In the 1987 romantic comedy Baby Boom, hard-charging Manhattan business executive JC Wiatt (played by Diane Keaton) finds she has to off-ramp from her career when she adopts a relative's baby daughter.
She moves to a cute little house in the country, prepared to settle into the life of the stay-at-home mom. But you can’t keep a lid on that MBA-educated entrepreneurial spirit, and JC soon finds a way to turn one of her routine mom tasks—making her daughter delicious homemade applesauce—into a successful business that captures the attention of Wall Street.
So the story goes. But for some, such as Walnut Creek's Cathy Bennett, the story is no Hollywood fairy tale. Bennett hit upon an idea that was so original and practical for parents that it has captured the attention of fellow parents, and now, outside investors.
Bennett is an example of a new breed of American entrepreneurs—the mom inventors.
While their babies are napping or in between shuttling their preschoolers to play dates, these highly educated, one-time successful career women work on projects that they hope will capture the attention — and charge cards — of other moms and dads.
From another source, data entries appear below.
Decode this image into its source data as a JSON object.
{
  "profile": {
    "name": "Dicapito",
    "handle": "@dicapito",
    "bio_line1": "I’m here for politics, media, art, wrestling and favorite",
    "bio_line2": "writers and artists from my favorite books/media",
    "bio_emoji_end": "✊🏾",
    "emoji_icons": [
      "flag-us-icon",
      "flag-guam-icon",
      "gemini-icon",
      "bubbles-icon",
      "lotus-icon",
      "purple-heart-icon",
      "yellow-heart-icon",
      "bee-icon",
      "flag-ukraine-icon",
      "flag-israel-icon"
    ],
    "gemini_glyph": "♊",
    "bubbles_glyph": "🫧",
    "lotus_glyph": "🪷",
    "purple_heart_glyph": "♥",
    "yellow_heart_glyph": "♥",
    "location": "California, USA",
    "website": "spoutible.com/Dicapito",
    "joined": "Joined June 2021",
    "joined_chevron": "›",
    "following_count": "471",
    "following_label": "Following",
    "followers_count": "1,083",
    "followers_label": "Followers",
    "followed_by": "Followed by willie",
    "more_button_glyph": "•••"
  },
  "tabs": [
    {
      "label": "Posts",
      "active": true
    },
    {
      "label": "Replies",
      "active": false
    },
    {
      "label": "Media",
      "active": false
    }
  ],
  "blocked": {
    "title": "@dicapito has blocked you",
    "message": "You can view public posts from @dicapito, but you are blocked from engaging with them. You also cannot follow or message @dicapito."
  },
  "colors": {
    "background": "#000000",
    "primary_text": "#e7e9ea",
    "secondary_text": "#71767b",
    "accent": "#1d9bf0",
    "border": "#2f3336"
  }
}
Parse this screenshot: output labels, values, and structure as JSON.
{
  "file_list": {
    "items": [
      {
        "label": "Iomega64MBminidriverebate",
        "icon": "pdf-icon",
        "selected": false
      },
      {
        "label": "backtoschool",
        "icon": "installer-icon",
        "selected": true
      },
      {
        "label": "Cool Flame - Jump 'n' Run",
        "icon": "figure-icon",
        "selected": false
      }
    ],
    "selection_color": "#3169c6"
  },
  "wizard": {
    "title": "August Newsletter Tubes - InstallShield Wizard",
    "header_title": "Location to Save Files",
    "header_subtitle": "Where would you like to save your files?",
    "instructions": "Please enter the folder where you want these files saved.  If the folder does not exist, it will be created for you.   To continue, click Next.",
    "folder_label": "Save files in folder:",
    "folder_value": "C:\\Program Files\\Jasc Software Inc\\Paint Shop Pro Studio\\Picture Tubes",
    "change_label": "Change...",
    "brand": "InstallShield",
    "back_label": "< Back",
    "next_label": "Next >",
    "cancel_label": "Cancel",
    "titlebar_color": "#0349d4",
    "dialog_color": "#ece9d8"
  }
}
Soon, the stay-at-home mom has her business and is bringing in extra income, or even enough income that she becomes the family breadwinner and the founder and CEO of her own company.
Bennett's original idea was to use new photo and web technology to help moms more easily start scrapbooks chronicling the lives of their kids. She has just sold her business, How Fast Time Flies, to a New York-based publishing firm.
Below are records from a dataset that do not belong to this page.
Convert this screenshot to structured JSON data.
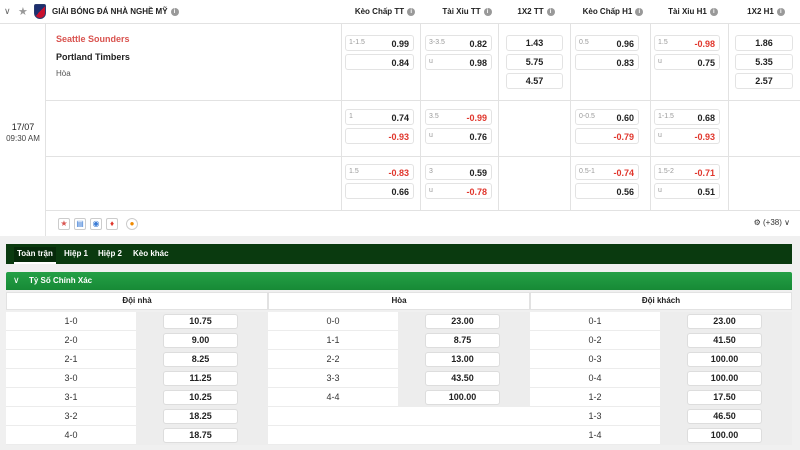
{
  "header": {
    "league": "GIẢI BÓNG ĐÁ NHÀ NGHỀ MỸ",
    "columns": [
      "Kèo Chấp TT",
      "Tài Xỉu TT",
      "1X2 TT",
      "Kèo Chấp H1",
      "Tài Xỉu H1",
      "1X2 H1"
    ]
  },
  "match": {
    "date": "17/07",
    "time": "09:30 AM",
    "home": "Seattle Sounders",
    "away": "Portland Timbers",
    "draw": "Hòa",
    "more": "(+38)"
  },
  "odds_rows": [
    {
      "hc_tt": {
        "h": "1-1.5",
        "a": "0.99",
        "b": "0.84",
        "a_red": false,
        "b_red": false
      },
      "ou_tt": {
        "h": "3-3.5",
        "u": "u",
        "a": "0.82",
        "b": "0.98",
        "a_red": false,
        "b_red": false
      },
      "x12_tt": [
        "1.43",
        "5.75",
        "4.57"
      ],
      "hc_h1": {
        "h": "0.5",
        "a": "0.96",
        "b": "0.83",
        "a_red": false,
        "b_red": false
      },
      "ou_h1": {
        "h": "1.5",
        "u": "u",
        "a": "-0.98",
        "b": "0.75",
        "a_red": true,
        "b_red": false
      },
      "x12_h1": [
        "1.86",
        "5.35",
        "2.57"
      ]
    },
    {
      "hc_tt": {
        "h": "1",
        "a": "0.74",
        "b": "-0.93",
        "a_red": false,
        "b_red": true
      },
      "ou_tt": {
        "h": "3.5",
        "u": "u",
        "a": "-0.99",
        "b": "0.76",
        "a_red": true,
        "b_red": false
      },
      "hc_h1": {
        "h": "0-0.5",
        "a": "0.60",
        "b": "-0.79",
        "a_red": false,
        "b_red": true
      },
      "ou_h1": {
        "h": "1-1.5",
        "u": "u",
        "a": "0.68",
        "b": "-0.93",
        "a_red": false,
        "b_red": true
      }
    },
    {
      "hc_tt": {
        "h": "1.5",
        "a": "-0.83",
        "b": "0.66",
        "a_red": true,
        "b_red": false
      },
      "ou_tt": {
        "h": "3",
        "u": "u",
        "a": "0.59",
        "b": "-0.78",
        "a_red": false,
        "b_red": true
      },
      "hc_h1": {
        "h": "0.5-1",
        "a": "-0.74",
        "b": "0.56",
        "a_red": true,
        "b_red": false
      },
      "ou_h1": {
        "h": "1.5-2",
        "u": "u",
        "a": "-0.71",
        "b": "0.51",
        "a_red": true,
        "b_red": false
      }
    }
  ],
  "tabs": [
    "Toàn trận",
    "Hiệp 1",
    "Hiệp 2",
    "Kèo khác"
  ],
  "section_title": "Tỷ Số Chính Xác",
  "correct_score": {
    "headers": [
      "Đội nhà",
      "Hòa",
      "Đội khách"
    ],
    "home": [
      [
        "1-0",
        "10.75"
      ],
      [
        "2-0",
        "9.00"
      ],
      [
        "2-1",
        "8.25"
      ],
      [
        "3-0",
        "11.25"
      ],
      [
        "3-1",
        "10.25"
      ],
      [
        "3-2",
        "18.25"
      ],
      [
        "4-0",
        "18.75"
      ]
    ],
    "draw": [
      [
        "0-0",
        "23.00"
      ],
      [
        "1-1",
        "8.75"
      ],
      [
        "2-2",
        "13.00"
      ],
      [
        "3-3",
        "43.50"
      ],
      [
        "4-4",
        "100.00"
      ]
    ],
    "away": [
      [
        "0-1",
        "23.00"
      ],
      [
        "0-2",
        "41.50"
      ],
      [
        "0-3",
        "100.00"
      ],
      [
        "0-4",
        "100.00"
      ],
      [
        "1-2",
        "17.50"
      ],
      [
        "1-3",
        "46.50"
      ],
      [
        "1-4",
        "100.00"
      ]
    ]
  },
  "colors": {
    "accent_green": "#178a36",
    "dark_green": "#0a3a0f",
    "red": "#e0362c"
  }
}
In a Diablo magazine profile, Bennett explained that she attempted to start a scrapbook after the birth of her first child. She bought paper and stickers and sat down to create it. “But it wasn’t long before she gave up, discovering that preserving memories of motherhood takes time and energy away from simply being a mom," Diablo wrote.
Bennett was guilt-ridden for being a self-described scrapbook dropout. But this former marketing executive figured out a better way. She started working on her idea about six years ago and launched How Fast Time Flies in 2007.
“We are a basically scrapbooking, 2.0.," Bennett said. “I founded the company shortly after that bittersweet ‘A-ha moment’ after trying to scrapbook when my son was 3 weeks old.”
How Fast Time Flies allows its 34,000 members to build individual scrapbook pages in one-tenth the time and half the cost of traditional scrapbooking, Bennett said. “Believe it or not, traditional scrapbooking is still as popular as golf, according to the Craft & Hobby Association. But there are an increasing number of frustrated defectors."
“We've become enormously popular with moms who like the idea of scrapbooking but want a more modern digital solution,” said Bennett, now the mother of Patrick, 6, and Elizabeth, 5.
Members establish a free account that allows them to go onto the web site and create 12-by-12 inch pages by dragging and dropping their digital photos into templates.
They can send a link of their pages to friends and family for free. They also can order their pages for $5.50 each, which are printed on the highest quality color cardstock and shipped to them. Members slide the pages into standard scrapbooks, which are also sold at How Fast Time Flies, starting at $32 each. One of the most attractive features of the web site, Bennett said, is the beautiful and elegant design of the page templates.
How Fast Time Flies was a near instant hit, earning features on the Today Show and in Parents and PC magazines, the San Francisco Chronicle and Diablo magazine.
Two weeks ago came the announcement that New York-based MyPublisher Inc., a pioneer in the photo book category since 1995, had purchased How Fast Time Flies.
MyPublisher has sold and shipped more than 5 million photo books since 2002. The recent growth of MyPublisher and Bennett’s How Fast Time Flies, “has been fueled by explosive growth in the use of digital cameras and the demand for high-quality digital photo products,” MyPublisher said in a press release.
“It’s an intense time for me emotionally,” Bennett said. “The business was always growing, despite the economy and (I was) always feeling like I was swimming upstream. I was part of a whole wave of mom inventors that started five or six years ago. Now to be selling what I started and moving on to the next level — that's intense.”
Bennett declined to say how much MyPublisher paid for for her company. She will continue to have a place in the company, occasionally traveling to New York but mostly designing products out of her home office in Walnut Creek. That was always the part of the business she loved best, she said. MyPublisher will take over the more mundane and time-consuming administrative, marketing and consumer-service tasks.
It's a big step, she said, after the years of the family making certain financial sacrifices, i.e. eating “peanut butter sandwiches," to support her dream.
But she said she and her husband knew that How Fast Time Flies would lead to something profitable and was worth the time and labor. Its sale validates that belief. “It’s still is a scary time," Bennett said, "but it’s also heartening to know that it can be done.”